***** RECORDED DATA *****

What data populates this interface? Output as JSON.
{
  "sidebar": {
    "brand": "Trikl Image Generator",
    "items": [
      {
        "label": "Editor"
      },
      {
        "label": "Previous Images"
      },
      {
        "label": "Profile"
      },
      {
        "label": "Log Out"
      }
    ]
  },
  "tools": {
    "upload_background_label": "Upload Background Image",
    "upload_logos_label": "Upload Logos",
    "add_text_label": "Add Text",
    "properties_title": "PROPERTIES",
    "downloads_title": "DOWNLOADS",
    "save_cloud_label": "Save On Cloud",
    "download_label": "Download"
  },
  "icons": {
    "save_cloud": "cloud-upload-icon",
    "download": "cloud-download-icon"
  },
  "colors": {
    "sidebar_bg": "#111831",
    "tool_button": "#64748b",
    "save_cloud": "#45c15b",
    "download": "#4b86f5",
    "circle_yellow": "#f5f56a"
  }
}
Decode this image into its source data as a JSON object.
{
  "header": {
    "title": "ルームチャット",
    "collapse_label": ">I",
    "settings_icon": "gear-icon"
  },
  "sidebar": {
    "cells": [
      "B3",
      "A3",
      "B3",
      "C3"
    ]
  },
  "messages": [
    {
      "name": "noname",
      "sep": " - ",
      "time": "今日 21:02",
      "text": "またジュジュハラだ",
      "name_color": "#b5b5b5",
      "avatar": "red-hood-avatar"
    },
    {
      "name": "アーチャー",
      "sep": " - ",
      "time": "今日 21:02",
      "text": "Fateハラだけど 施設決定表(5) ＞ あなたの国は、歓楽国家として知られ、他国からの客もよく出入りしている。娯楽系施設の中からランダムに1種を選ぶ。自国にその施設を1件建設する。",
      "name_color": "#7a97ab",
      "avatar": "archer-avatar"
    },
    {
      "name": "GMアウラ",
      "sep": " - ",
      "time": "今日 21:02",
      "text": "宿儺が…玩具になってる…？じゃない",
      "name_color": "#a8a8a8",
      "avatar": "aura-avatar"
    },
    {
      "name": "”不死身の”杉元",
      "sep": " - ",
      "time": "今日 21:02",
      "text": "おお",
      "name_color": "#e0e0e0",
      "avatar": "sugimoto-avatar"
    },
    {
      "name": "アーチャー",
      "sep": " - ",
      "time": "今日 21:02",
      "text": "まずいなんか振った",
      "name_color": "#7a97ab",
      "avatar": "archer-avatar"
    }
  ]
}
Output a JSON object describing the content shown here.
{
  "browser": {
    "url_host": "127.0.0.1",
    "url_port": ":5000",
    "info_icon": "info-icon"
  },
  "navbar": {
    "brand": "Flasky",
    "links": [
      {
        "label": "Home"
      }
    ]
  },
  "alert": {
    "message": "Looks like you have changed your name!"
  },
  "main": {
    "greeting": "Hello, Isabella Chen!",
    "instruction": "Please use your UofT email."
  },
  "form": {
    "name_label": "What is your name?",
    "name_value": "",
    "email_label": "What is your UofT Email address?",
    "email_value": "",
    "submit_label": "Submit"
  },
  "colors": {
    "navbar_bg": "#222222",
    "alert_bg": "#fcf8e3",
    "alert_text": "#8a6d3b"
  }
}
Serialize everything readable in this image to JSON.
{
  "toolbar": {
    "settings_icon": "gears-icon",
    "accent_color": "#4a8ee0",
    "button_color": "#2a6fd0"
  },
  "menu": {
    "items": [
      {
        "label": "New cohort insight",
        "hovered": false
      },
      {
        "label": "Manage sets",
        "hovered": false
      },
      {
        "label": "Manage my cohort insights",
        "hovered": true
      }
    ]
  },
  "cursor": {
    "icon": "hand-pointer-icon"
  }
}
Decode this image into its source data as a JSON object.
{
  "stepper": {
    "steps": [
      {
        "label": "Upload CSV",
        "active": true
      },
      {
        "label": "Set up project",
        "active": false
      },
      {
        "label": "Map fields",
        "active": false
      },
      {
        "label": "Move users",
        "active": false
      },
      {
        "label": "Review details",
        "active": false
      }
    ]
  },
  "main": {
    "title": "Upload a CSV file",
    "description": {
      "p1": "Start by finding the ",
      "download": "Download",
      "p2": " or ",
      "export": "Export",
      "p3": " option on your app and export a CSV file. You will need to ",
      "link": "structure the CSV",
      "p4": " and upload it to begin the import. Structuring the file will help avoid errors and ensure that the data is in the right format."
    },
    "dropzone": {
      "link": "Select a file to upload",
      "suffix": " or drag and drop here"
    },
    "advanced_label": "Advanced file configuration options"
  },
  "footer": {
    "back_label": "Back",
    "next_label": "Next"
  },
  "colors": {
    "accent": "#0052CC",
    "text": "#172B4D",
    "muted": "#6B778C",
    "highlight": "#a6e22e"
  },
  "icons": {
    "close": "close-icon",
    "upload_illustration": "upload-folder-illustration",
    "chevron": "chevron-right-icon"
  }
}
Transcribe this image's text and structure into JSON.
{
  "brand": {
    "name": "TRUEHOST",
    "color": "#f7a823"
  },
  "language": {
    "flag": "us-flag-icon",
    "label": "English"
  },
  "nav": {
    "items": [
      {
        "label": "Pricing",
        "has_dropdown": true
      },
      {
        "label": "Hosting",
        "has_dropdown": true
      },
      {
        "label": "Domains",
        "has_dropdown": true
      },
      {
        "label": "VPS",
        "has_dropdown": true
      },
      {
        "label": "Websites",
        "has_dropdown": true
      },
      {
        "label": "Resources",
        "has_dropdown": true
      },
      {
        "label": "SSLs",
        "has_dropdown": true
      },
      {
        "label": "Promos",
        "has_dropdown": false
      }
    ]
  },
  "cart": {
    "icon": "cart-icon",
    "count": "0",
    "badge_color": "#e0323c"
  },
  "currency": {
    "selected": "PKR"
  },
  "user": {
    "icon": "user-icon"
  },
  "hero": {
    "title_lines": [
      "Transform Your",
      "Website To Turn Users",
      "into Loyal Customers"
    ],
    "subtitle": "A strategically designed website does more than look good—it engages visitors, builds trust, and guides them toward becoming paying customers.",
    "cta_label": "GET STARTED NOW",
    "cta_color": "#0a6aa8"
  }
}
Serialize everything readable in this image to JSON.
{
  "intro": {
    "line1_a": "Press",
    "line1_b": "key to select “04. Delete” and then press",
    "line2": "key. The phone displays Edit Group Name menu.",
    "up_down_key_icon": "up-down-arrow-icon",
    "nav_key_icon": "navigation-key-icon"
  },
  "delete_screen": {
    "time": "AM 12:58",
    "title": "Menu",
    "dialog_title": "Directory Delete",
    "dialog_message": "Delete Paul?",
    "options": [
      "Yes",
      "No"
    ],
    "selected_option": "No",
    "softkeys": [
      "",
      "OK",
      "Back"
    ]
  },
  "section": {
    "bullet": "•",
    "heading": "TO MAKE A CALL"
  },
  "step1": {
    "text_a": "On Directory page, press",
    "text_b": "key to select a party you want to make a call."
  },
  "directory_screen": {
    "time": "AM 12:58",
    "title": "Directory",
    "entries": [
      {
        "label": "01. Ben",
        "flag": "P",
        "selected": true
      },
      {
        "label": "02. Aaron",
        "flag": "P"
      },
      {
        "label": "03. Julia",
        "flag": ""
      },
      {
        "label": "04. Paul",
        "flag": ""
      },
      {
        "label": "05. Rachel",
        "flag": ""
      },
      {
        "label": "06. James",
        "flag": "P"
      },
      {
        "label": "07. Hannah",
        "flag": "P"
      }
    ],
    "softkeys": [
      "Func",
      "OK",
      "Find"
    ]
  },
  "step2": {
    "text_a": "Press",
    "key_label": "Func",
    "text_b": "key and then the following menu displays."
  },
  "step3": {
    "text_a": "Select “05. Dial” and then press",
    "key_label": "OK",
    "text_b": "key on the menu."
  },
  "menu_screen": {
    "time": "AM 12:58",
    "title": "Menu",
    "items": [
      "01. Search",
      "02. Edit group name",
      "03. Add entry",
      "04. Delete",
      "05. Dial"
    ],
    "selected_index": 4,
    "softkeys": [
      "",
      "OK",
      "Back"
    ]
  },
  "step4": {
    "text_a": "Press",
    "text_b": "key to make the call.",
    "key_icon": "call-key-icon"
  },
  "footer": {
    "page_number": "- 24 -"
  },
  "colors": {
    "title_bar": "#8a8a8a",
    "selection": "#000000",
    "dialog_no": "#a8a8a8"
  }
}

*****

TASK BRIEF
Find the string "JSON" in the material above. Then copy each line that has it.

RESULT OF THIS TASK
What data populates this interface? Output as JSON.
Decode this image into its source data as a JSON object.
Output a JSON object describing the content shown here.
Serialize everything readable in this image to JSON.
Decode this image into its source data as a JSON object.
Transcribe this image's text and structure into JSON.
Serialize everything readable in this image to JSON.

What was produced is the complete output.